On Friday 25 November 2022, the Economic Crime and Corporate Transparency Bill (the Bill) entered Parliament. The Committee Stage (Commons) was brought to a conclusion on Tuesday 29 November 2022. The Bill, as amended by the Public Bill Committee, was published on 30 November 2022. The Bill proposes various reforms designed to reduce economic and financial crime in the UK, primarily by:
- Proposing changes to the criminal law enforcement regime to strengthen the UK’s broader response to economic crime by increasing information sharing between regulators and authorities and expanding various law enforcement powers; and
- Introducing additional corporate measures to increase transparency, primarily by improving the reliability of the data on record at Companies House.
The Bill aims to achieve these objectives through a number of reforms, including:
Proposed changes to the criminal law enforcement regime
Information sharing between regulated firms
The proposed amendments are designed to encourage voluntary information sharing between firms, with the idea that this will assist in preventing or detecting economic crime, and in any subsequent investigations.
The Bill proposes that firms in the regulated sector will be able to share customer information with other firms in the regulated sector where a firm has requested customer information and the firm with that information has taken safeguarding action in relation to that customer as a result of economic crime concerns. The proposal is that any such disclosure would not risk civil liability for a breach of customer confidentiality provided that the disclosure of information would assist the firm receiving the information with customer due diligence / identity verification or deciding whether to take safeguarding action. However, data protection restrictions on the information would continue to apply.
Expanding the SFO’s powers

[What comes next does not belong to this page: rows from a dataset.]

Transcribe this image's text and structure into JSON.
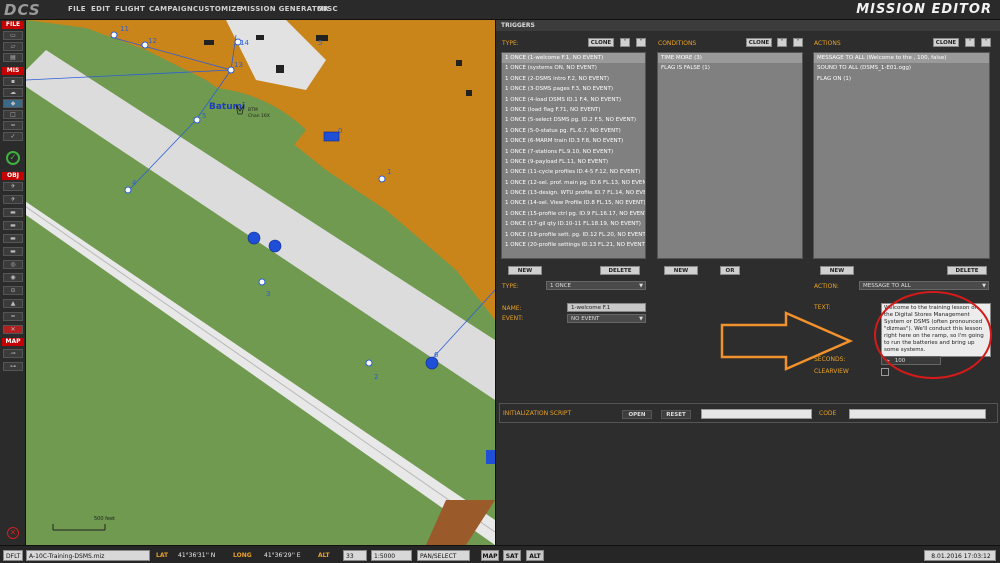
{
  "app": {
    "logo": "DCS",
    "title": "MISSION EDITOR"
  },
  "menu": [
    "FILE",
    "EDIT",
    "FLIGHT",
    "CAMPAIGN",
    "CUSTOMIZE",
    "MISSION GENERATOR",
    "MISC"
  ],
  "toolbar": {
    "sections": [
      "FILE",
      "MIS",
      "OBJ",
      "MAP"
    ]
  },
  "map": {
    "airfield_name": "Batumi",
    "airfield_info": "BTM\nChan 16X",
    "scale_label": "500 feet",
    "waypoints": [
      "11",
      "12",
      "13",
      "14",
      "0",
      "1",
      "2",
      "3",
      "4",
      "5",
      "6",
      "5"
    ]
  },
  "triggers": {
    "panel_title": "TRIGGERS",
    "type_label": "TYPE:",
    "conditions_label": "CONDITIONS",
    "actions_label": "ACTIONS",
    "clone_label": "CLONE",
    "up_label": "˄",
    "down_label": "˅",
    "trigger_list": [
      "1 ONCE (1-welcome F.1, NO EVENT)",
      "1 ONCE (systems ON, NO EVENT)",
      "1 ONCE (2-DSMS intro F.2, NO EVENT)",
      "1 ONCE (3-DSMS pages F.3, NO EVENT)",
      "1 ONCE (4-load DSMS ID.1 F.4, NO EVENT)",
      "1 ONCE (load flag F.71, NO EVENT)",
      "1 ONCE (5-select DSMS pg. ID.2 F.5, NO EVENT)",
      "1 ONCE (5-0-status pg. FL.6.7, NO EVENT)",
      "1 ONCE (6-MARM train ID.3 F.8, NO EVENT)",
      "1 ONCE (7-stations FL.9.10, NO EVENT)",
      "1 ONCE (9-payload FL.11, NO EVENT)",
      "1 ONCE (11-cycle profiles ID.4-5 F.12, NO EVENT)",
      "1 ONCE (12-sel. prof. main pg. ID.6 FL.13, NO EVENT)",
      "1 ONCE (13-design. WTU profile ID.7 FL.14, NO EVENT)",
      "1 ONCE (14-sel. View Profile ID.8 FL.15, NO EVENT)",
      "1 ONCE (15-profile ctrl pg. ID.9 FL.16.17, NO EVENT)",
      "1 ONCE (17-gil qty ID.10-11 FL.18.19, NO EVENT)",
      "1 ONCE (19-profile sett. pg. ID.12 FL.20, NO EVENT)",
      "1 ONCE (20-profile settings ID.13 FL.21, NO EVENT)"
    ],
    "conditions_list": [
      "TIME MORE (3)",
      "FLAG IS FALSE (1)"
    ],
    "actions_list": [
      "MESSAGE TO ALL (Welcome to the , 100, false)",
      "SOUND TO ALL (DSMS_1-E01.ogg)",
      "FLAG ON (1)"
    ],
    "new_label": "NEW",
    "delete_label": "DELETE",
    "or_label": "OR",
    "type_field_label": "TYPE:",
    "type_value": "1 ONCE",
    "name_label": "NAME:",
    "name_value": "1-welcome F.1",
    "event_label": "EVENT:",
    "event_value": "NO EVENT",
    "action_label": "ACTION:",
    "action_value": "MESSAGE TO ALL",
    "text_label": "TEXT:",
    "text_value": "Welcome to the training lesson on the Digital Stores Management System or DSMS (often pronounced \"dizmas\"). We'll conduct this lesson right here on the ramp, so I'm going to run the batteries and bring up some systems.",
    "seconds_label": "SECONDS:",
    "seconds_value": "100",
    "clearview_label": "CLEARVIEW",
    "init_script_label": "INITIALIZATION SCRIPT",
    "open_label": "OPEN",
    "reset_label": "RESET",
    "code_label": "CODE"
  },
  "statusbar": {
    "profile": "DFLT",
    "mission_file": "A-10C-Training-DSMS.miz",
    "lat_label": "LAT",
    "lat_value": "41°36'31'' N",
    "long_label": "LONG",
    "long_value": "41°36'29'' E",
    "alt_label": "ALT",
    "alt_value": "33",
    "scale_value": "1:5000",
    "mode_value": "PAN/SELECT",
    "map_btn": "MAP",
    "sat_btn": "SAT",
    "alt_btn": "ALT",
    "datetime": "8.01.2016 17:03:12"
  },
  "colors": {
    "accent": "#e9a227",
    "map_grass": "#6f9a4f",
    "map_soil": "#c9841a",
    "map_tarmac": "#dcdcdc",
    "blue_unit": "#1f4fd6",
    "annotation_red": "#d51a1a",
    "annotation_orange": "#f2922c"
  }
}
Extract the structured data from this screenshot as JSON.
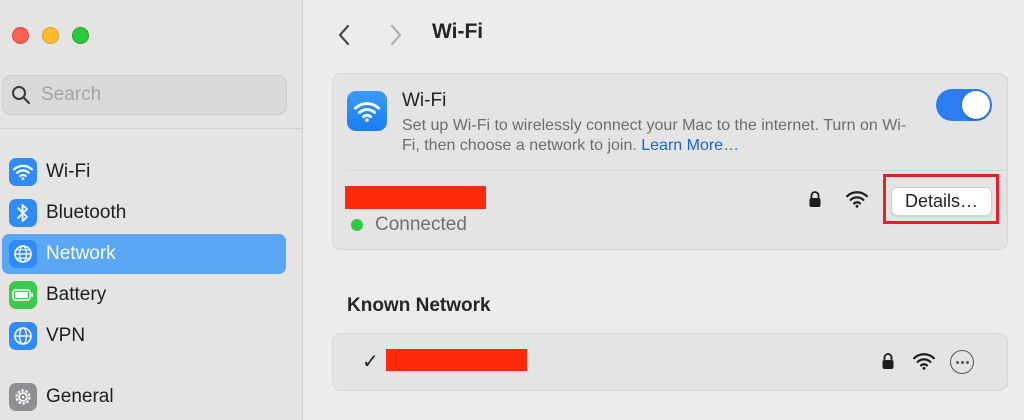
{
  "window": {
    "title": "Wi-Fi"
  },
  "sidebar": {
    "search_placeholder": "Search",
    "items": [
      {
        "label": "Wi-Fi",
        "icon": "wifi-icon",
        "color": "#2f8cf6"
      },
      {
        "label": "Bluetooth",
        "icon": "bluetooth-icon",
        "color": "#2f8cf6"
      },
      {
        "label": "Network",
        "icon": "globe-icon",
        "color": "#2f8cf6",
        "active": true
      },
      {
        "label": "Battery",
        "icon": "battery-icon",
        "color": "#3ec850"
      },
      {
        "label": "VPN",
        "icon": "vpn-globe-icon",
        "color": "#2f8cf6"
      },
      {
        "label": "General",
        "icon": "gear-icon",
        "color": "#8e8e93"
      }
    ]
  },
  "wifi_card": {
    "title": "Wi-Fi",
    "description": "Set up Wi-Fi to wirelessly connect your Mac to the internet. Turn on Wi-Fi, then choose a network to join.",
    "learn_more": "Learn More…",
    "toggle_on": true,
    "status": "Connected",
    "details_label": "Details…"
  },
  "known_network": {
    "section_title": "Known Network"
  },
  "colors": {
    "accent": "#2c7ef0",
    "sidebar_active": "#59a7f5",
    "redaction": "#ff2a0c",
    "highlight": "#ee1d23",
    "connected_dot": "#31c846"
  }
}
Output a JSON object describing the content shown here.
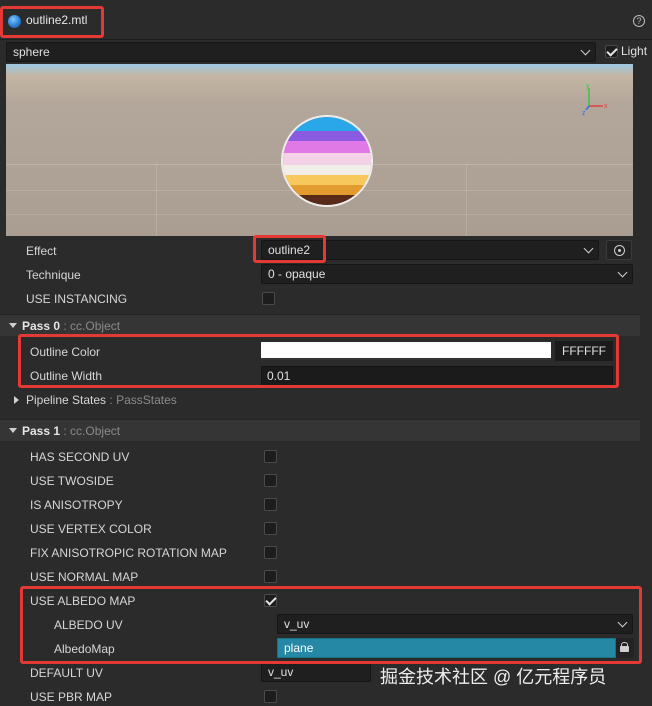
{
  "asset": {
    "name": "outline2.mtl",
    "icon": "material-sphere-icon"
  },
  "help_icon": "?",
  "preview": {
    "mesh": "sphere",
    "light_label": "Light",
    "light_checked": true,
    "axes": {
      "y": "y",
      "x": "x",
      "z": "z"
    }
  },
  "inspector": {
    "effect_label": "Effect",
    "effect_value": "outline2",
    "technique_label": "Technique",
    "technique_value": "0 - opaque",
    "use_instancing_label": "USE INSTANCING",
    "use_instancing_checked": false,
    "pass0": {
      "name": "Pass 0",
      "type": ": cc.Object",
      "outline_color_label": "Outline Color",
      "outline_color_hex": "FFFFFF",
      "outline_width_label": "Outline Width",
      "outline_width_value": "0.01",
      "pipeline_states_label": "Pipeline States",
      "pipeline_states_type": ": PassStates"
    },
    "pass1": {
      "name": "Pass 1",
      "type": ": cc.Object",
      "flags": [
        {
          "label": "HAS SECOND UV",
          "checked": false
        },
        {
          "label": "USE TWOSIDE",
          "checked": false
        },
        {
          "label": "IS ANISOTROPY",
          "checked": false
        },
        {
          "label": "USE VERTEX COLOR",
          "checked": false
        },
        {
          "label": "FIX ANISOTROPIC ROTATION MAP",
          "checked": false
        },
        {
          "label": "USE NORMAL MAP",
          "checked": false
        },
        {
          "label": "USE ALBEDO MAP",
          "checked": true
        }
      ],
      "albedo_uv_label": "ALBEDO UV",
      "albedo_uv_value": "v_uv",
      "albedo_map_label": "AlbedoMap",
      "albedo_map_value": "plane",
      "default_uv_label": "DEFAULT UV",
      "default_uv_value": "v_uv",
      "use_pbr_map_label": "USE PBR MAP",
      "use_pbr_map_checked": false
    }
  },
  "watermark": "掘金技术社区 @ 亿元程序员",
  "colors": {
    "highlight": "#e53935",
    "asset_field": "#2589a5",
    "panel_bg": "#2b2b2b"
  }
}
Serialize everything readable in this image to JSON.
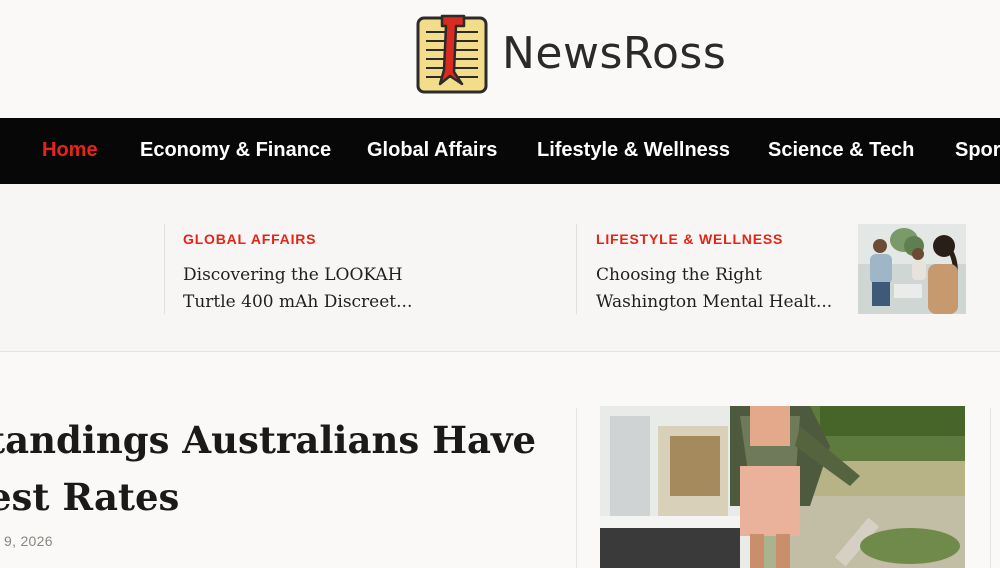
{
  "header": {
    "logo_text": "NewsRoss",
    "logo_icon": "notepad-bookmark-icon"
  },
  "nav": {
    "items": [
      {
        "label": "Home",
        "active": true
      },
      {
        "label": "Economy & Finance",
        "active": false
      },
      {
        "label": "Global Affairs",
        "active": false
      },
      {
        "label": "Lifestyle & Wellness",
        "active": false
      },
      {
        "label": "Science & Tech",
        "active": false
      },
      {
        "label": "Sports",
        "active": false
      }
    ]
  },
  "ticker": {
    "items": [
      {
        "category": "GLOBAL AFFAIRS",
        "title_line1": "Discovering the LOOKAH",
        "title_line2": "Turtle 400 mAh Discreet..."
      },
      {
        "category": "LIFESTYLE & WELLNESS",
        "title_line1": "Choosing the Right",
        "title_line2": "Washington Mental Healt..."
      }
    ]
  },
  "featured": {
    "headline_line1": "tandings Australians Have",
    "headline_line2": "est Rates",
    "date": "9, 2026"
  },
  "colors": {
    "accent_red": "#e32417",
    "nav_background": "#070707",
    "page_background": "#fbf9f7"
  }
}
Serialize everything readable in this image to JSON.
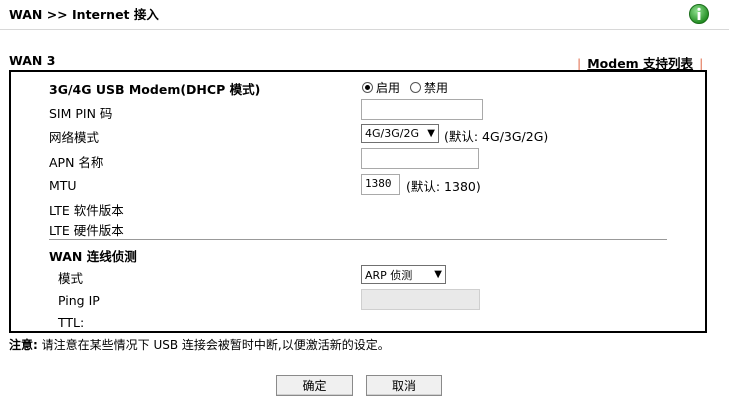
{
  "header": {
    "breadcrumb": "WAN >> Internet 接入"
  },
  "section": {
    "title": "WAN 3",
    "modem_link": "Modem 支持列表",
    "pipe_left": "|",
    "pipe_right": "|"
  },
  "form": {
    "modem_label": "3G/4G USB Modem(DHCP 模式)",
    "enable_label": "启用",
    "disable_label": "禁用",
    "enabled": true,
    "sim_pin_label": "SIM PIN 码",
    "sim_pin_value": "",
    "network_mode_label": "网络模式",
    "network_mode_value": "4G/3G/2G",
    "network_mode_hint": "(默认: 4G/3G/2G)",
    "apn_label": "APN 名称",
    "apn_value": "",
    "mtu_label": "MTU",
    "mtu_value": "1380",
    "mtu_hint": "(默认: 1380)",
    "lte_sw_label": "LTE 软件版本",
    "lte_hw_label": "LTE 硬件版本",
    "detect_title": "WAN 连线侦测",
    "detect_mode_label": "模式",
    "detect_mode_value": "ARP 侦测",
    "ping_ip_label": "Ping IP",
    "ping_ip_value": "",
    "ttl_label": "TTL:"
  },
  "note": {
    "prefix": "注意:",
    "text": " 请注意在某些情况下 USB 连接会被暂时中断,以便激活新的设定。"
  },
  "buttons": {
    "ok": "确定",
    "cancel": "取消"
  },
  "colors": {
    "help_icon": "#2e9b2e",
    "pipe": "#e07050"
  }
}
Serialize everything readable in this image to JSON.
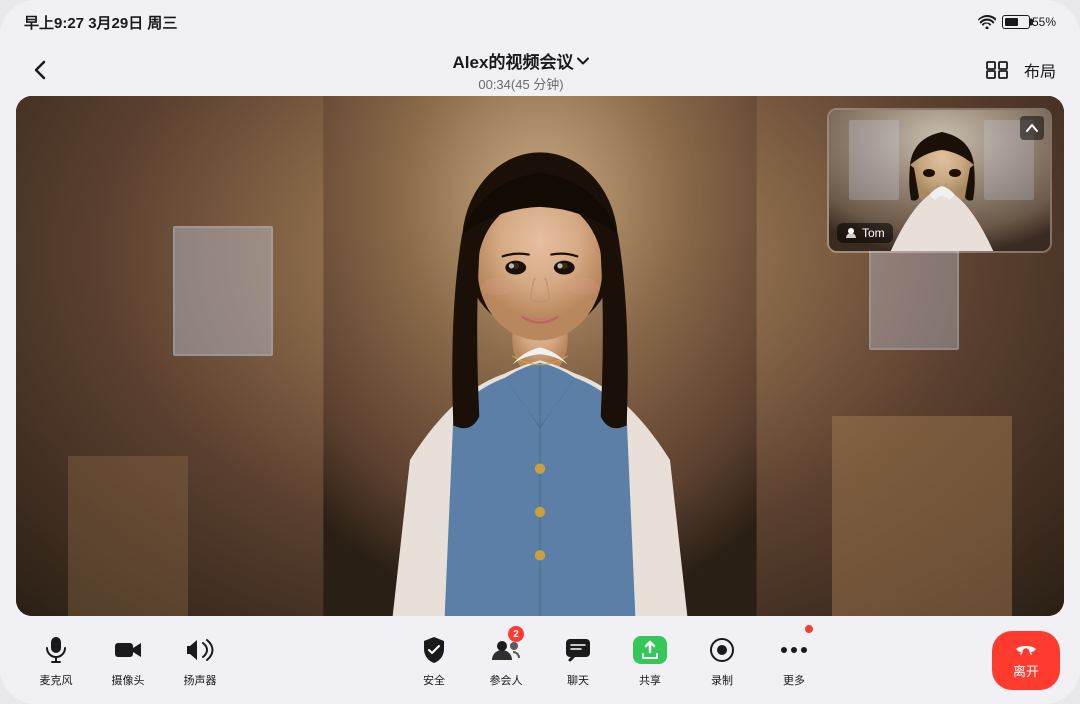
{
  "statusBar": {
    "time": "早上9:27 3月29日 周三",
    "wifi": "wifi-icon",
    "battery": "55%"
  },
  "navBar": {
    "backLabel": "‹",
    "titleMain": "Alex的视频会议",
    "titleDropdown": "▾",
    "titleSub": "00:34(45 分钟)",
    "layoutIcon": "layout-icon",
    "layoutLabel": "布局"
  },
  "thumbnail": {
    "participantName": "Tom",
    "collapseIcon": "chevron-up-icon"
  },
  "toolbar": {
    "mic": {
      "icon": "mic-icon",
      "label": "麦克风"
    },
    "camera": {
      "icon": "camera-icon",
      "label": "摄像头"
    },
    "speaker": {
      "icon": "speaker-icon",
      "label": "扬声器"
    },
    "security": {
      "icon": "security-icon",
      "label": "安全"
    },
    "participants": {
      "icon": "participants-icon",
      "label": "参会人",
      "badge": "2"
    },
    "chat": {
      "icon": "chat-icon",
      "label": "聊天"
    },
    "share": {
      "icon": "share-icon",
      "label": "共享"
    },
    "record": {
      "icon": "record-icon",
      "label": "录制"
    },
    "more": {
      "icon": "more-icon",
      "label": "更多",
      "badge": "•"
    },
    "leave": {
      "icon": "phone-down-icon",
      "label": "离开"
    }
  }
}
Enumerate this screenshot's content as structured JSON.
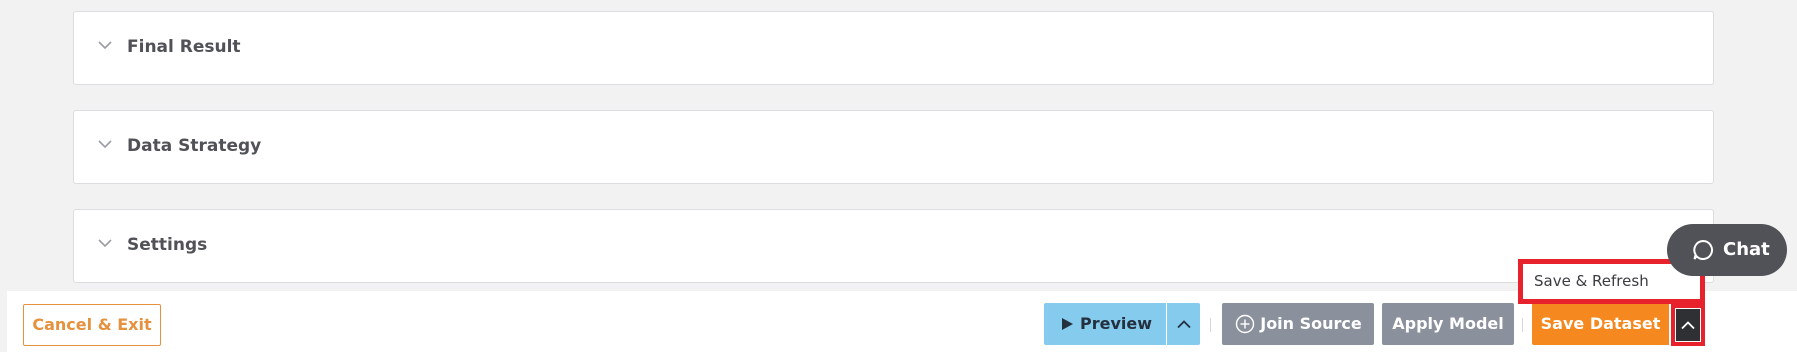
{
  "sections": [
    {
      "title": "Final Result"
    },
    {
      "title": "Data Strategy"
    },
    {
      "title": "Settings"
    }
  ],
  "action_bar": {
    "cancel_label": "Cancel & Exit",
    "preview_label": "Preview",
    "join_label": "Join Source",
    "apply_label": "Apply Model",
    "save_label": "Save Dataset"
  },
  "dropdown": {
    "items": [
      "Save & Refresh"
    ]
  },
  "chat": {
    "label": "Chat"
  },
  "icons": {
    "chevron": "chevron-down-icon",
    "play": "play-icon",
    "caret": "chevron-up-icon",
    "plus": "plus-circle-icon",
    "chat": "chat-bubble-icon"
  },
  "colors": {
    "accent_orange": "#f5891f",
    "preview_blue": "#85cbee",
    "gray_button": "#8b919c",
    "highlight_red": "#e8222c",
    "chat_bg": "#505257"
  }
}
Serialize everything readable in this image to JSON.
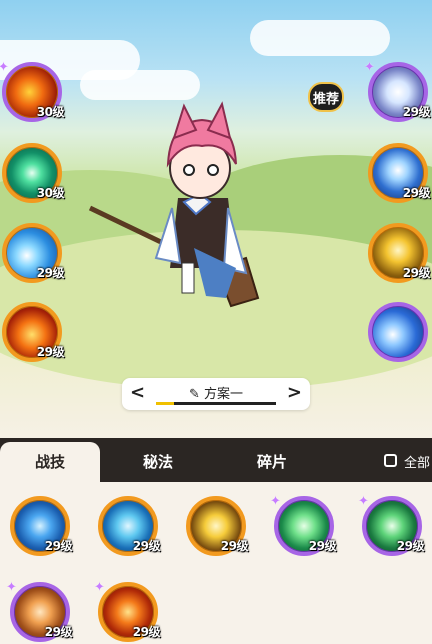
{
  "recommend_badge": "推荐",
  "left_skills": [
    {
      "level": "30级",
      "icon": "fire-swirl-icon",
      "border": "purple",
      "star": true
    },
    {
      "level": "30级",
      "icon": "green-vortex-icon",
      "border": "orange",
      "star": false
    },
    {
      "level": "29级",
      "icon": "ice-burst-icon",
      "border": "orange",
      "star": false
    },
    {
      "level": "29级",
      "icon": "fire-wave-icon",
      "border": "orange",
      "star": false
    }
  ],
  "right_skills": [
    {
      "level": "29级",
      "icon": "crystal-flower-icon",
      "border": "purple",
      "star": true
    },
    {
      "level": "29级",
      "icon": "ice-shard-icon",
      "border": "orange",
      "star": false
    },
    {
      "level": "29级",
      "icon": "gold-blade-icon",
      "border": "orange",
      "star": false
    },
    {
      "level": "",
      "icon": "blue-orb-icon",
      "border": "purple",
      "star": false
    }
  ],
  "plan": {
    "name": "方案一",
    "prev": "<",
    "next": ">",
    "progress": 0.15
  },
  "tabs": [
    {
      "label": "战技",
      "active": true
    },
    {
      "label": "秘法",
      "active": false
    },
    {
      "label": "碎片",
      "active": false
    }
  ],
  "select_all_label": "全部",
  "panel_skills": [
    {
      "level": "29级",
      "icon": "water-slash-icon",
      "border": "orange",
      "star": false
    },
    {
      "level": "29级",
      "icon": "blue-wind-icon",
      "border": "orange",
      "star": false
    },
    {
      "level": "29级",
      "icon": "golden-gate-icon",
      "border": "orange",
      "star": false
    },
    {
      "level": "29级",
      "icon": "green-claw-icon",
      "border": "purple",
      "star": true
    },
    {
      "level": "29级",
      "icon": "thorn-vine-icon",
      "border": "purple",
      "star": true
    },
    {
      "level": "29级",
      "icon": "flame-gem-icon",
      "border": "purple",
      "star": true
    },
    {
      "level": "29级",
      "icon": "fire-orb-icon",
      "border": "orange",
      "star": true
    }
  ],
  "colors": {
    "orange_ring": "#f29a1f",
    "purple_ring": "#a765e6",
    "tab_bar": "#2b2623",
    "panel_bg": "#f7f2ea"
  }
}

Currently, the SFO can only use its information gathering powers before a formal investigation has been opened in cases of international bribery. It cannot, for example, require information be provided in fraud-related investigations without opening a formal investigation. The Bill proposes to expand these powers to allow the SFO to seek information in all cases, without opening a formal investigation. This could significantly increase the number of information requests made by the SFO – and potentially the number of investigations then opened.
Currently, the National Crime Agency (NCA) is only able to make use of Information Orders on firms once the firm has submitted a suspicious activity report (SAR). The Bill will allow the NCA to make an Information Order before a SAR has been submitted, enabling proactive intelligence gathering – and likely sharing – by the NCA.
Additional reforms are also proposed designed to give enforcement agencies more expansive powers to seize cryptoassets where there is a suspicion that these may be the proceeds of crime.
Proposed corporate registration reforms:
Companies House has been criticised as a ‘gateway’ for economic crime: whilst it is a comprehensive database it lacks a number of checks which may go some way to preventing abuse by criminals. The proposed reforms would expand the powers of Companies House to query and reject filings, introduce additional verification processes and require additional information / filings. Whilst this will likely create an additional administrative burden on companies, when coupled with the proposals outlined above, it is expected that Companies House will work with law enforcement bodies through increased sharing of information in order to assist in the effort to reduce economic crime.
The Committee Stage was brought to a close on Tuesday 29 November. The date of the next stage, the Report Stage, is yet to be announced, as there is no set period between the end of Committee Stage and the start of the Report Stage. The Report Stage is usually followed immediately by debate on the Bill’s third reading. Subject to Parliamentary approval, Companies House has indicated that it expects the Bill to receive Royal Assent in Spring of 2023.
Whilst, if enacted, the Bill would strengthen the UK’s economic crime protections there are concerns that further financial support is needed for regulators in order to fund these reforms.
The Bill follows on from the Economic Crime (Transparency and Enforcement) Act passed earlier this year. For more information see our article here.